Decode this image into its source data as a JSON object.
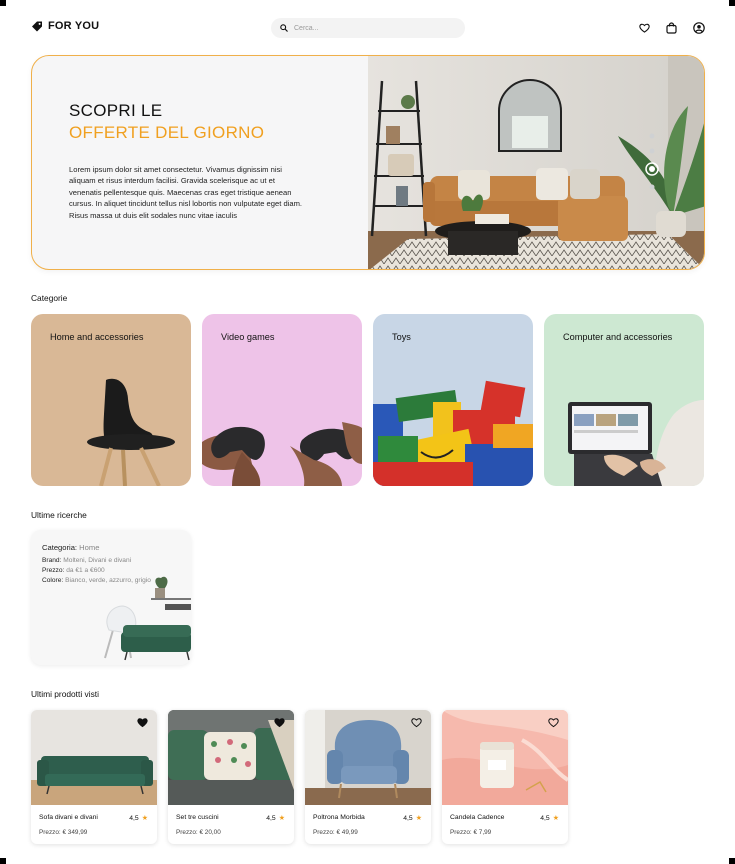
{
  "brand": {
    "name": "FOR YOU"
  },
  "search": {
    "placeholder": "Cerca..."
  },
  "hero": {
    "title_line1": "SCOPRI LE",
    "title_line2": "OFFERTE DEL GIORNO",
    "body": "Lorem ipsum dolor sit amet consectetur. Vivamus dignissim nisi aliquam et risus interdum facilisi. Gravida scelerisque ac ut et venenatis pellentesque quis. Maecenas cras eget tristique aenean cursus. In aliquet tincidunt tellus nisl lobortis non vulputate eget diam. Risus massa ut duis elit sodales nunc vitae iaculis",
    "slide_count": 5,
    "active_slide": 3
  },
  "categories": {
    "title": "Categorie",
    "items": [
      {
        "label": "Home and accessories",
        "bg": "#d9b896"
      },
      {
        "label": "Video games",
        "bg": "#eec3e8"
      },
      {
        "label": "Toys",
        "bg": "#c8d6e6"
      },
      {
        "label": "Computer and accessories",
        "bg": "#cde8d2"
      }
    ]
  },
  "recent_searches": {
    "title": "Ultime ricerche",
    "card": {
      "category_label": "Categoria:",
      "category_value": "Home",
      "brand_label": "Brand:",
      "brand_value": "Molteni, Divani e divani",
      "price_label": "Prezzo:",
      "price_value": "da €1 a €600",
      "color_label": "Colore:",
      "color_value": "Bianco, verde, azzurro, grigio"
    }
  },
  "recent_products": {
    "title": "Ultimi prodotti visti",
    "items": [
      {
        "name": "Sofa divani e divani",
        "rating": "4,5",
        "price": "Prezzo: € 349,99",
        "favorite": true
      },
      {
        "name": "Set tre cuscini",
        "rating": "4,5",
        "price": "Prezzo: € 20,00",
        "favorite": true
      },
      {
        "name": "Poltrona Morbida",
        "rating": "4,5",
        "price": "Prezzo: € 49,99",
        "favorite": false
      },
      {
        "name": "Candela Cadence",
        "rating": "4,5",
        "price": "Prezzo: € 7,99",
        "favorite": false
      }
    ]
  },
  "colors": {
    "accent": "#f0a020",
    "hero_border": "#f0b04a"
  }
}
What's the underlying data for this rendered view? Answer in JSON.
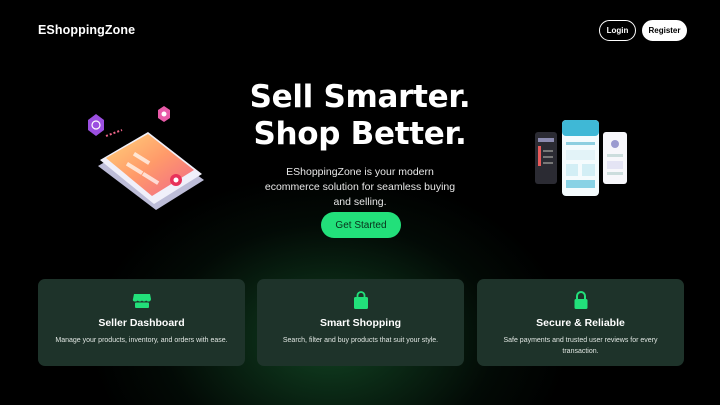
{
  "brand": "EShoppingZone",
  "nav": {
    "login_label": "Login",
    "register_label": "Register"
  },
  "hero": {
    "title_line1": "Sell Smarter.",
    "title_line2": "Shop Better.",
    "subtitle": "EShoppingZone is your modern ecommerce solution for seamless buying and selling.",
    "cta_label": "Get Started"
  },
  "features": [
    {
      "icon": "store-icon",
      "title": "Seller Dashboard",
      "description": "Manage your products, inventory, and orders with ease."
    },
    {
      "icon": "shopping-bag-icon",
      "title": "Smart Shopping",
      "description": "Search, filter and buy products that suit your style."
    },
    {
      "icon": "lock-icon",
      "title": "Secure & Reliable",
      "description": "Safe payments and trusted user reviews for every transaction."
    }
  ],
  "colors": {
    "accent": "#22e07a",
    "card_bg": "#1e332a",
    "background": "#000000"
  }
}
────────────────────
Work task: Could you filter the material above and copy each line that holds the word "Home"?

Worked solution:
        "label": "Home and accessories",
      "category_value": "Home",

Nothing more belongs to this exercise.